Here's my greatest PJ memory (which may not be precisely correct detail-wise). About 10 years ago, PJ, Derek, Steve and Ken were The Monoxides and in Toronto to make their fortune. (When The Darkness first hit, I thought, "hmmm, somebody got some Monoxides records in England.") Not surprisingly, Moe produced their major label album and so the boys became part of the Berg posse, and that's how I got to know PJ. Q107 put on a huge concert at The Docks with The Pursuit of Happiness, Headstones and Honeymoon Suite, with The Monoxides as one of the opening bands. I had brought shirts for Steve and PJ from the first KISS comeback tour (which I'd gotten from my friend Julie, who had done the merch), and they were like kids finding cool bikes under the Christmas tree. The band did their thing and rocked as usual, and soon after, the Suite came on. I dug them back in tha day, and Julie and Gord had worked with them while still living here. By this time, that band had kind of started to run on fumes - only Johnny and Derry remained from the original lineup, I think - and it was becoming clear their hit-making years were behind them. No sin in that (and in fact they have continued, touring successfully), but needless to say, they could not be considered even remotely hot or trendy at that point. So we're being all cool and stuff near the back of this cavernous space, and they start playing...I want to say it was "Burning In Love," it could've been "Feel It Again." It definitely wasn't "New Girl Now" yet in the set. PJ, Steve and Kevin (Hilliard, did you think he wouldn't be there?) suddenly whooped and ran, RAN across the club to the stage and went nuts, jumping up and down and singing along at the top of their lungs with fists aloft. I followed them.

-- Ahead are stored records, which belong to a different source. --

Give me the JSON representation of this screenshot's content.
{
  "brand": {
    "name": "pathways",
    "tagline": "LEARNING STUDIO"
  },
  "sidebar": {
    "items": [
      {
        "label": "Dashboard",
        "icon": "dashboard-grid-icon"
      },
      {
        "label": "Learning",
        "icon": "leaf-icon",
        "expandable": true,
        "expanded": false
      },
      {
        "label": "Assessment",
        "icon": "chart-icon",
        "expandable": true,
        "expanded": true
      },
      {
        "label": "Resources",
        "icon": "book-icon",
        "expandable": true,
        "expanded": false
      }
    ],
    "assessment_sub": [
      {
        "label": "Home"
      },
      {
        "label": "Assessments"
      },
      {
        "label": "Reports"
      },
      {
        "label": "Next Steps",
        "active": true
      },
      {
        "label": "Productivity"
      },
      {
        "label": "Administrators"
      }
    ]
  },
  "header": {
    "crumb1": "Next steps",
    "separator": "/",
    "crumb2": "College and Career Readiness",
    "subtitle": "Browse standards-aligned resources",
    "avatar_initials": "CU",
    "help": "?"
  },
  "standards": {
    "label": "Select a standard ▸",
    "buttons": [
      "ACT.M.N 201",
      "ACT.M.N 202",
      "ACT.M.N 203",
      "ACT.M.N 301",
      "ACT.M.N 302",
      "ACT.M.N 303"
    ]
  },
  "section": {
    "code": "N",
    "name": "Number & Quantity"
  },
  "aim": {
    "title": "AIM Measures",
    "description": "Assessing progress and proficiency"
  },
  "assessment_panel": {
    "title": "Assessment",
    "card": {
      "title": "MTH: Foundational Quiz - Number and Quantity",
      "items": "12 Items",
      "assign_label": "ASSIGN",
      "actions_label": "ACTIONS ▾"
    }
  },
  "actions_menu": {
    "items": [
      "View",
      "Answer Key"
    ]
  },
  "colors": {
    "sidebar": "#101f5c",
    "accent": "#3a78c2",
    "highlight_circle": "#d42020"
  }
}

I'd never seen such absolute joy in my life. That may be how I always remember PJ, while he will always know me as that girl who gave him that wicked KISS shirt.